Similarly, take a look at dappled light:
Dappled light occurs when there are several points of light falling on something -- like light through the leaves of a tree, or in the case above, through plantation shutters. Dappled light wreaks havoc on faces when you're taking portraits; however, it's awesome on flowers and other still life subjects, like the gerberas in our living room.
Sometimes, when you're looking for the light, all you really notice are the shadows -- the depth that the darkness can add to the final image. Unless you're talking about portraits (like above), don't be afraid: sometimes shadows work too, as in the following shot:
Notice how, in addition to the light on the tops of the petals of the flower, what really brings some depth to this image are those parts of the flower which are in shadow.
LIGHTS IN BOKEH
"Bokeh" is one of those words that photographers love to throw around, which basically means an obviously shallow depth of field. However, you'll find the term used most often when lights are in bokeh, particularly points of light, because it makes for such a beautiful shot.
Remember this shot from the last podcast?
The image above is the unprocessed version. What helps to add appeal to this shot is the shallow depth of field (which, you'll remember, is achieved when you've sent your aperture to a low number). In this particular image, I concentrated the focus on the tree to the far left of the image, allowing the rest of the image to go out of focus (a shallow depth of field). Because of this, all of the lights in the receding trees go into lovely circular blurs of light. Bokeh, is a great way to add interest.
And finally, let's just go ahead and dispel that myth of the light "always has to be behind you," once and for all:
SHOOTING INTO THE LIGHT
There comes a time, usually during the Golden Hour (that time before sunset, when the light turns all lovely and golden), that results in all objects in its path getting a lovely halo effect, as shown below:
The trick in getting a shot like the above is to not actually shoot directly into the light -- otherwise, the flowers would've been in total silhouette -- but to angle your camera so that it points slightly away from the light. That way, you still get some colour from your subject, but you can also capture that lovely halo effect the light gives.

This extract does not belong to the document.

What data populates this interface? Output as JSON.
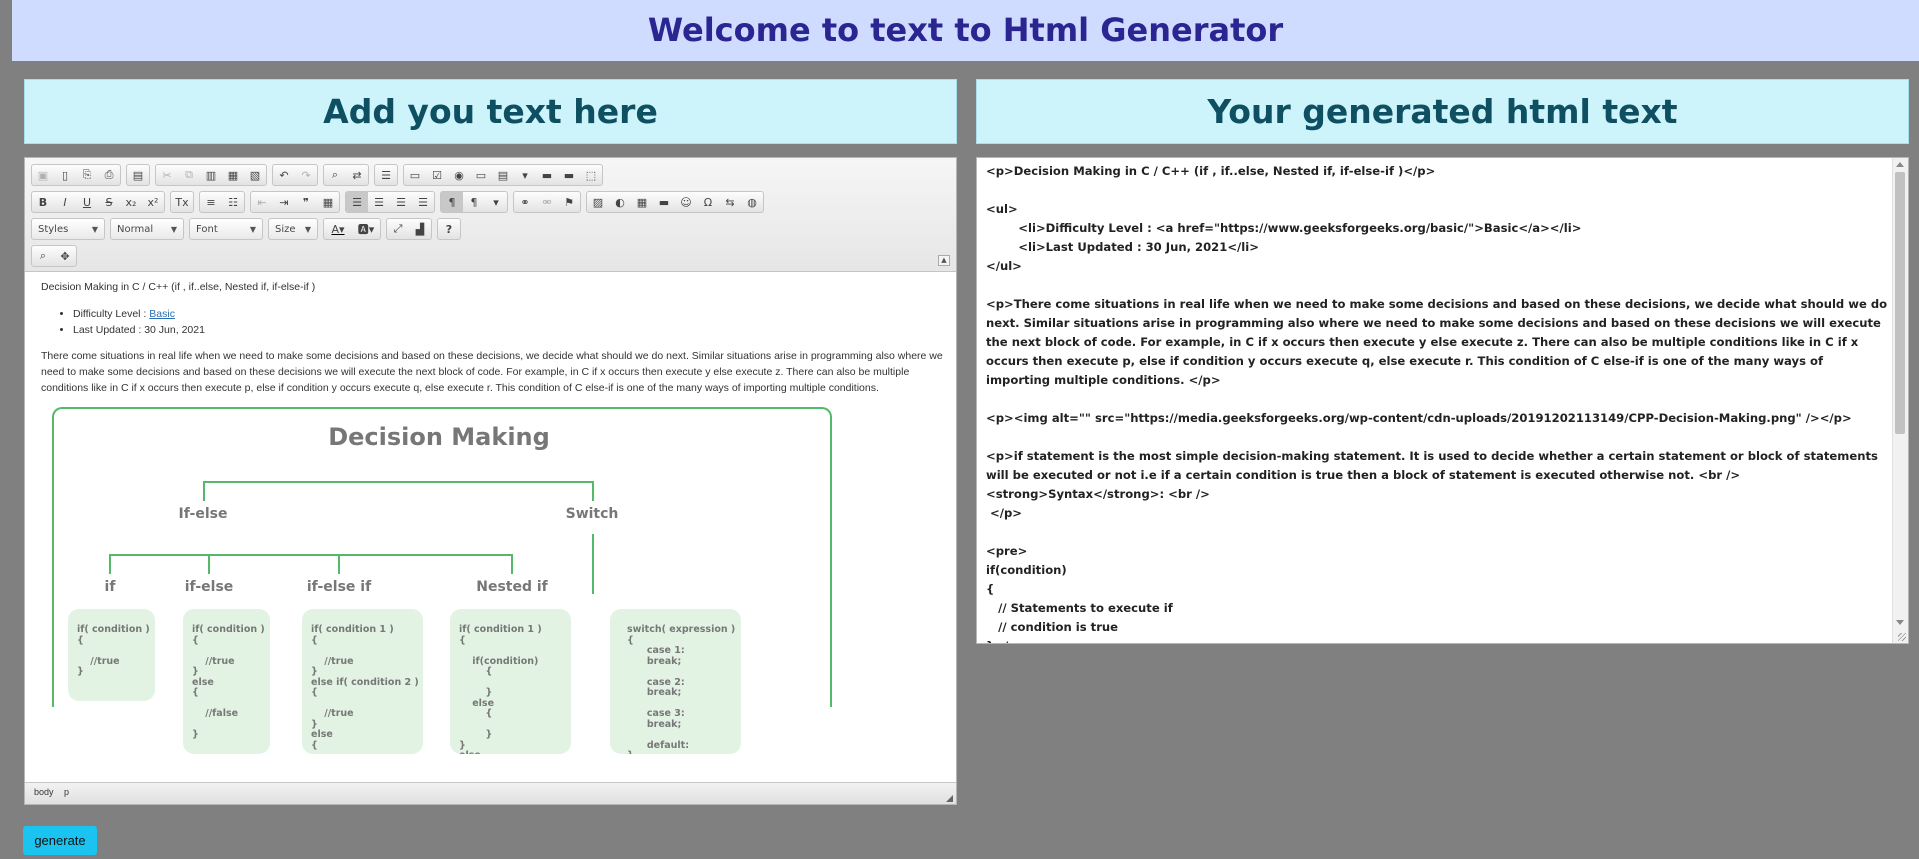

Hopefully, all of the unprocessed photos above give you an idea of how to look for the light -- maybe even more than (or at least as much as) you pay attention to your subject. Because here's the cool thing about this secret: once you know how to see the light, and are familiar with how your camera works, you'll find that the images that result will require little or no processing. We'll talk about Photoshop more in an upcoming OTT post, but I'll leave you with this thought: in my opinion, post-processing should be used to either (a) enhance, or (b) create art, but it should generally never (or at least very minimally) be used to hide mistakes. For the most part, the power to create a good shot lies in your eyes, your knowledge of the camera and in the camera itself. And by training your eyes to see the light, at least 80% of your shot will be made.

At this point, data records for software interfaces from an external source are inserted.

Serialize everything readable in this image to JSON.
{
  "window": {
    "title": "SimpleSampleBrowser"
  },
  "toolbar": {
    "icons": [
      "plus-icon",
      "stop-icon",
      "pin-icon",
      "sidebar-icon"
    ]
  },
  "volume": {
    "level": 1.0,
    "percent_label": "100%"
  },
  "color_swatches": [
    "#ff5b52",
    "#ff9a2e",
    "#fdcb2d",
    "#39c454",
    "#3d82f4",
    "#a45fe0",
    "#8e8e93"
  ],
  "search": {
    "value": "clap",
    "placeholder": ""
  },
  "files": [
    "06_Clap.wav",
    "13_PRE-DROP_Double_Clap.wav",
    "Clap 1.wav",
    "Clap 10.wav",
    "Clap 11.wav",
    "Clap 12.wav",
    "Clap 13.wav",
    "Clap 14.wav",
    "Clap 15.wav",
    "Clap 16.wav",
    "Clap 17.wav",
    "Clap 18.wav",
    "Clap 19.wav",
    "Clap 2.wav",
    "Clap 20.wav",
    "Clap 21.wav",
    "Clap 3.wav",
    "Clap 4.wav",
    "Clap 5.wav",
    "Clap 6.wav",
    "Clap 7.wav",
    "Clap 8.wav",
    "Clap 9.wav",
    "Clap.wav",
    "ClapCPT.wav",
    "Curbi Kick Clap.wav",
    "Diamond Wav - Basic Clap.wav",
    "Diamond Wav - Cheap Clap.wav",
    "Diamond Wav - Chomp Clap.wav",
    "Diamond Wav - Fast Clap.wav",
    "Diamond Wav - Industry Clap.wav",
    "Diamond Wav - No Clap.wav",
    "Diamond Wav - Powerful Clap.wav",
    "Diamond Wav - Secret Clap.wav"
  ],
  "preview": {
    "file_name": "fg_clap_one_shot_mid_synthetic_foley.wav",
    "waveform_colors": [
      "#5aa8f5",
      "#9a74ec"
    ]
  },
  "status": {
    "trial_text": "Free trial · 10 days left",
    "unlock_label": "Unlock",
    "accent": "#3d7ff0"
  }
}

And with that, have fun practicing seeing the light, friends.
Occasionally Technical Tuesday is a new feature here on Chookooloonks, where we'll tackle topics like choosing a camera, how a camera works, how I choose lenses, how I use Photoshop, how I pack for a photo trip, that sort of thing. You can see an entire index of subjects we've addressed here. I'm no expert, but I'll share what I know, occasionally.
A quick reminder: I will be speaking at Towson University tomorrow at the University Union -- It's absolutely free, and open to the public. Details can be found here. If you're in town, I'd love to see some friendly faces.